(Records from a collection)

○ ○ ○ ○ ○ ○ ○

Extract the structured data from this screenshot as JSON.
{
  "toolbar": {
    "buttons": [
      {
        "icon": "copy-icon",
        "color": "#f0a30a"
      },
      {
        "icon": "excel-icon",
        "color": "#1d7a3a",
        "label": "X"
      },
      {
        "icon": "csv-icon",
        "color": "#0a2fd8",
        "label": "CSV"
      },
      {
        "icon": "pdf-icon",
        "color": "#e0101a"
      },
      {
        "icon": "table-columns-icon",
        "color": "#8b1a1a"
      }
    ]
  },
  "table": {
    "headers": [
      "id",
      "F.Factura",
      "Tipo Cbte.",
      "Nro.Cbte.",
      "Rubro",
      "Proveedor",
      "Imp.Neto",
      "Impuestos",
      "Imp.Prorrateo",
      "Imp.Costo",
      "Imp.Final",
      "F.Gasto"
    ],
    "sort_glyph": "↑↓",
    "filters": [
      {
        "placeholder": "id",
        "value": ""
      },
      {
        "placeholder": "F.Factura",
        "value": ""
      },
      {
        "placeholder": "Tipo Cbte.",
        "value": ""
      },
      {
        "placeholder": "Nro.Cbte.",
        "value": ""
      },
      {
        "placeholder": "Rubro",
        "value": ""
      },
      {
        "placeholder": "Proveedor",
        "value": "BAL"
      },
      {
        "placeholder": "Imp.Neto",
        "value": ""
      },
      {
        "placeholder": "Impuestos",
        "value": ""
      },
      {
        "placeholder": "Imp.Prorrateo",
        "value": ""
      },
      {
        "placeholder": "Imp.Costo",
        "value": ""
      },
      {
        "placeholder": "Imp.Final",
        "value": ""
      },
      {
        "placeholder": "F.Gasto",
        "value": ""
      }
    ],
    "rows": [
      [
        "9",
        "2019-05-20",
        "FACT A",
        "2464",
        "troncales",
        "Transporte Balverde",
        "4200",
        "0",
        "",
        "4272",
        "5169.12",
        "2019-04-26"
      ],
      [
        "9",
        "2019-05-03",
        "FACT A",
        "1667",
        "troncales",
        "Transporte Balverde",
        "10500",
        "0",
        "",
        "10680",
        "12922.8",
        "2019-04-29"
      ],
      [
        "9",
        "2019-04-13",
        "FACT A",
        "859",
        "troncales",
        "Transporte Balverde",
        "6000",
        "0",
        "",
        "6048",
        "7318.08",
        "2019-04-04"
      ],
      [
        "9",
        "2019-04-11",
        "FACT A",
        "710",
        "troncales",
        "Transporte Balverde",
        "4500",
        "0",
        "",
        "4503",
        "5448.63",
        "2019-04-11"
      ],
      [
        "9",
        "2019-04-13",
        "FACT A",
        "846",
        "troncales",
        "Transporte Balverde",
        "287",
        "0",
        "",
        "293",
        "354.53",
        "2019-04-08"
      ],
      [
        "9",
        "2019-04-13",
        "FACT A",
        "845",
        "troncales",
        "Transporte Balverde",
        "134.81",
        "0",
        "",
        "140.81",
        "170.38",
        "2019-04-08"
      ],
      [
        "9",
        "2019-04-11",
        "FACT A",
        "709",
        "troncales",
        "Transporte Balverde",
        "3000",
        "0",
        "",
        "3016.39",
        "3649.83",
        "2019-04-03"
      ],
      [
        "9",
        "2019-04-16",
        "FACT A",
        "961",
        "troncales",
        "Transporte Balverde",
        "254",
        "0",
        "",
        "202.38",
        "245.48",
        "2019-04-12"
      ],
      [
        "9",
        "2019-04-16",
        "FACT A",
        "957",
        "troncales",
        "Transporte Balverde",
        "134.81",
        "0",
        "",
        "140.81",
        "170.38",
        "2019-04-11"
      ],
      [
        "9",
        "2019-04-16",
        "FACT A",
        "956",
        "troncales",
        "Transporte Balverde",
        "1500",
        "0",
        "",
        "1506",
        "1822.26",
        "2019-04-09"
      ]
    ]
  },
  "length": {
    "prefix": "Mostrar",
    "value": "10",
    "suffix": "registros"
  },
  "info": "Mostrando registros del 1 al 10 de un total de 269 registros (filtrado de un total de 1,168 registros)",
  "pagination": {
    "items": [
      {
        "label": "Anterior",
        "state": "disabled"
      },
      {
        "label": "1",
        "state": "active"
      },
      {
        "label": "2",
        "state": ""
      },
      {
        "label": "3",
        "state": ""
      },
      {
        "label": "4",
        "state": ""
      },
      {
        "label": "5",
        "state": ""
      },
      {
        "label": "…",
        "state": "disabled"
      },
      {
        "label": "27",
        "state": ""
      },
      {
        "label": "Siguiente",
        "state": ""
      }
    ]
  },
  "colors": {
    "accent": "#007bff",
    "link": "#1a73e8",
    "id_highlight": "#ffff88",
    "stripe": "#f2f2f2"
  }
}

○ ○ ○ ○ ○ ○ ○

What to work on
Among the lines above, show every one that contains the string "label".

Exercise result
        "label": "X"
        "label": "CSV"
        "label": "Anterior",
        "label": "1",
        "label": "2",
        "label": "3",
        "label": "4",
        "label": "5",
        "label": "…",
        "label": "27",
        "label": "Siguiente",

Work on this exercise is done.